> **What is required**
Could you report every line from the entries that includes the word "анімації"?

> **Given entries**
#####

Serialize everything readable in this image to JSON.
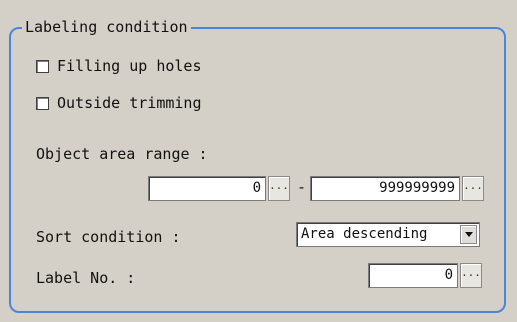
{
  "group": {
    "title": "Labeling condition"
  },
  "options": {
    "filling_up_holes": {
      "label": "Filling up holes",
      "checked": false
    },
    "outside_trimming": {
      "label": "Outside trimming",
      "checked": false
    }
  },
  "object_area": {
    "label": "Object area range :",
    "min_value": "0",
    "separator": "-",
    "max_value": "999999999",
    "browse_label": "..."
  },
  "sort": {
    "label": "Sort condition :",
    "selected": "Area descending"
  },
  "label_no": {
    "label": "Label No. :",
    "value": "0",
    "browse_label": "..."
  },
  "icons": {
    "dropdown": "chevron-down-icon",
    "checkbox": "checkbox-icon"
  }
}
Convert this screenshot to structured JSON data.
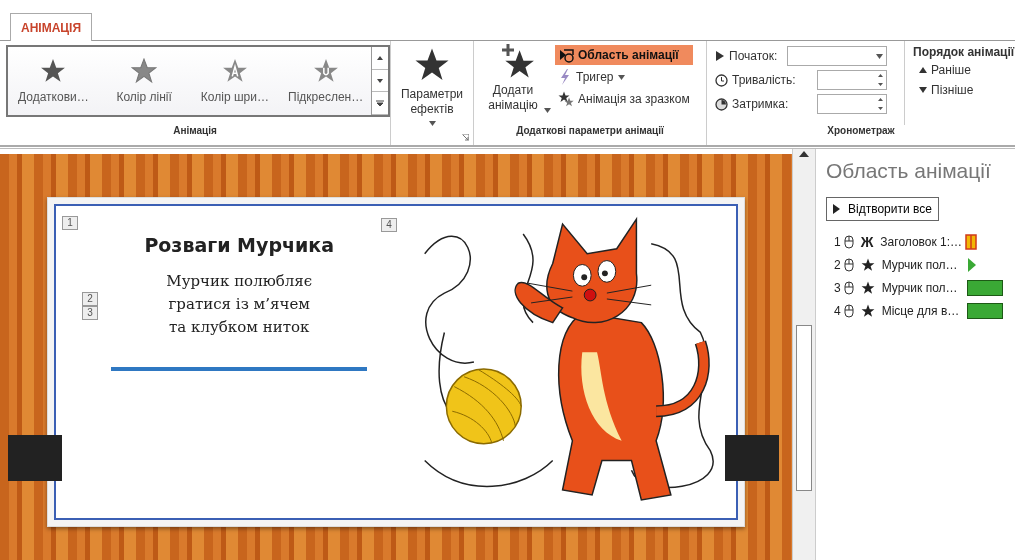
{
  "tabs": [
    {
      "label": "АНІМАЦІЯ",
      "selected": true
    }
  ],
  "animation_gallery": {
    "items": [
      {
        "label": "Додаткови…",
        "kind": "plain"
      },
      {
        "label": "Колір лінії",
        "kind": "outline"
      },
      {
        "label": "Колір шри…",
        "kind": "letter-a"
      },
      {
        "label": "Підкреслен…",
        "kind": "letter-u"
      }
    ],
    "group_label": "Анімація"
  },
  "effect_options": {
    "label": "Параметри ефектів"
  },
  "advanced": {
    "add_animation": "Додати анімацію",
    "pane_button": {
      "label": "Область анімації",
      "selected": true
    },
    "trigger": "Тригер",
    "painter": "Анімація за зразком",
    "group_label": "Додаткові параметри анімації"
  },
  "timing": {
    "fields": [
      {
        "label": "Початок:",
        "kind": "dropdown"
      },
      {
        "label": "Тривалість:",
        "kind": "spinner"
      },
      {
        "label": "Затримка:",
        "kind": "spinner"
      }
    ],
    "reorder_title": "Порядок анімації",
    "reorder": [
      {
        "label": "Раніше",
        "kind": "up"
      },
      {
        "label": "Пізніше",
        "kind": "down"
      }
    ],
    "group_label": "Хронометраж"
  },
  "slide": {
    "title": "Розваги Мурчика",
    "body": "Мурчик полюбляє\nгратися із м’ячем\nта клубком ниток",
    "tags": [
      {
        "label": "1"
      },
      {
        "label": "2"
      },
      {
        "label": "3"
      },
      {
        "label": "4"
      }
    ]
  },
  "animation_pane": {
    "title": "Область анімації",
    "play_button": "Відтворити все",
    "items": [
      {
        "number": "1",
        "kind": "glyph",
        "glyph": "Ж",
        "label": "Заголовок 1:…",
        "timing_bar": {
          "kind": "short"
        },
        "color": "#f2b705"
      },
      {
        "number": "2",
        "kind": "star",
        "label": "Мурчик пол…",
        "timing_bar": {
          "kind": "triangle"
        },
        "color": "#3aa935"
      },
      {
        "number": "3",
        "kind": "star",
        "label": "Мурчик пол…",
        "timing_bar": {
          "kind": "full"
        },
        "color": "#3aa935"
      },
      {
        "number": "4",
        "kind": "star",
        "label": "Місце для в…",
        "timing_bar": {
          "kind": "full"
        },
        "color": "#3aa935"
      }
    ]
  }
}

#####

> **Answer to the exercise**
      "label": "Область анімації",
    "group_label": "Додаткові параметри анімації"
    "reorder_title": "Порядок анімації",
    "title": "Область анімації",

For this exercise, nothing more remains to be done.